» **Required action**
The expected answer is all of the entries, written out exactly.

» **Data records for software interfaces**
==========
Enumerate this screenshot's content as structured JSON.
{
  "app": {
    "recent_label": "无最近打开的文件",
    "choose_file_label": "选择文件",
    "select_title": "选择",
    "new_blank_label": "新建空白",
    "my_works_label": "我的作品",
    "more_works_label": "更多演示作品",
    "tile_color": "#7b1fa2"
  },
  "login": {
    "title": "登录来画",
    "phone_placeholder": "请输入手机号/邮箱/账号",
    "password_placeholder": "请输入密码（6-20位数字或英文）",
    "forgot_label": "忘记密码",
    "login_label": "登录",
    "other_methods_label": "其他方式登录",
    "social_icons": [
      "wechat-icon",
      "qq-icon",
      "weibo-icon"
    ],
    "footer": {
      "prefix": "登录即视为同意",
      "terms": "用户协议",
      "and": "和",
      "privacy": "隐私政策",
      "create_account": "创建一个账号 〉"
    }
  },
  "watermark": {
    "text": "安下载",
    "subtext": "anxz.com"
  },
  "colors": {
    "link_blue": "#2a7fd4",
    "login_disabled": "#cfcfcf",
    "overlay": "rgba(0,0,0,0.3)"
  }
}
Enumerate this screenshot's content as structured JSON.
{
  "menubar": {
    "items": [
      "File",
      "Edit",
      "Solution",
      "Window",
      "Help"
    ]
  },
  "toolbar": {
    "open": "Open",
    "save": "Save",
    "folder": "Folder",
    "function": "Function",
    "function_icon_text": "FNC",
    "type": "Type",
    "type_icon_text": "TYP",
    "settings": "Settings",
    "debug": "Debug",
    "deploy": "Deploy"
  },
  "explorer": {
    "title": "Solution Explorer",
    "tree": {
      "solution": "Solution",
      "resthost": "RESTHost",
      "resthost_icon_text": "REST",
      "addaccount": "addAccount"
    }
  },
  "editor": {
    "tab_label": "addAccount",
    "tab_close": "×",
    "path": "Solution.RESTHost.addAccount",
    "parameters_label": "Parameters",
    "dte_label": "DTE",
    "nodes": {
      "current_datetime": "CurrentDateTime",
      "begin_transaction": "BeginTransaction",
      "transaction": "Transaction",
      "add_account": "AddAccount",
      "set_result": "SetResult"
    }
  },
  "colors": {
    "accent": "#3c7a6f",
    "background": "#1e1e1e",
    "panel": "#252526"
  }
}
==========
» **Exercise answer**
Enumerate this screenshot's content as structured JSON.
{
  "app": {
    "recent_label": "无最近打开的文件",
    "choose_file_label": "选择文件",
    "select_title": "选择",
    "new_blank_label": "新建空白",
    "my_works_label": "我的作品",
    "more_works_label": "更多演示作品",
    "tile_color": "#7b1fa2"
  },
  "login": {
    "title": "登录来画",
    "phone_placeholder": "请输入手机号/邮箱/账号",
    "password_placeholder": "请输入密码（6-20位数字或英文）",
    "forgot_label": "忘记密码",
    "login_label": "登录",
    "other_methods_label": "其他方式登录",
    "social_icons": [
      "wechat-icon",
      "qq-icon",
      "weibo-icon"
    ],
    "footer": {
      "prefix": "登录即视为同意",
      "terms": "用户协议",
      "and": "和",
      "privacy": "隐私政策",
      "create_account": "创建一个账号 〉"
    }
  },
  "watermark": {
    "text": "安下载",
    "subtext": "anxz.com"
  },
  "colors": {
    "link_blue": "#2a7fd4",
    "login_disabled": "#cfcfcf",
    "overlay": "rgba(0,0,0,0.3)"
  }
}
Enumerate this screenshot's content as structured JSON.
{
  "menubar": {
    "items": [
      "File",
      "Edit",
      "Solution",
      "Window",
      "Help"
    ]
  },
  "toolbar": {
    "open": "Open",
    "save": "Save",
    "folder": "Folder",
    "function": "Function",
    "function_icon_text": "FNC",
    "type": "Type",
    "type_icon_text": "TYP",
    "settings": "Settings",
    "debug": "Debug",
    "deploy": "Deploy"
  },
  "explorer": {
    "title": "Solution Explorer",
    "tree": {
      "solution": "Solution",
      "resthost": "RESTHost",
      "resthost_icon_text": "REST",
      "addaccount": "addAccount"
    }
  },
  "editor": {
    "tab_label": "addAccount",
    "tab_close": "×",
    "path": "Solution.RESTHost.addAccount",
    "parameters_label": "Parameters",
    "dte_label": "DTE",
    "nodes": {
      "current_datetime": "CurrentDateTime",
      "begin_transaction": "BeginTransaction",
      "transaction": "Transaction",
      "add_account": "AddAccount",
      "set_result": "SetResult"
    }
  },
  "colors": {
    "accent": "#3c7a6f",
    "background": "#1e1e1e",
    "panel": "#252526"
  }
}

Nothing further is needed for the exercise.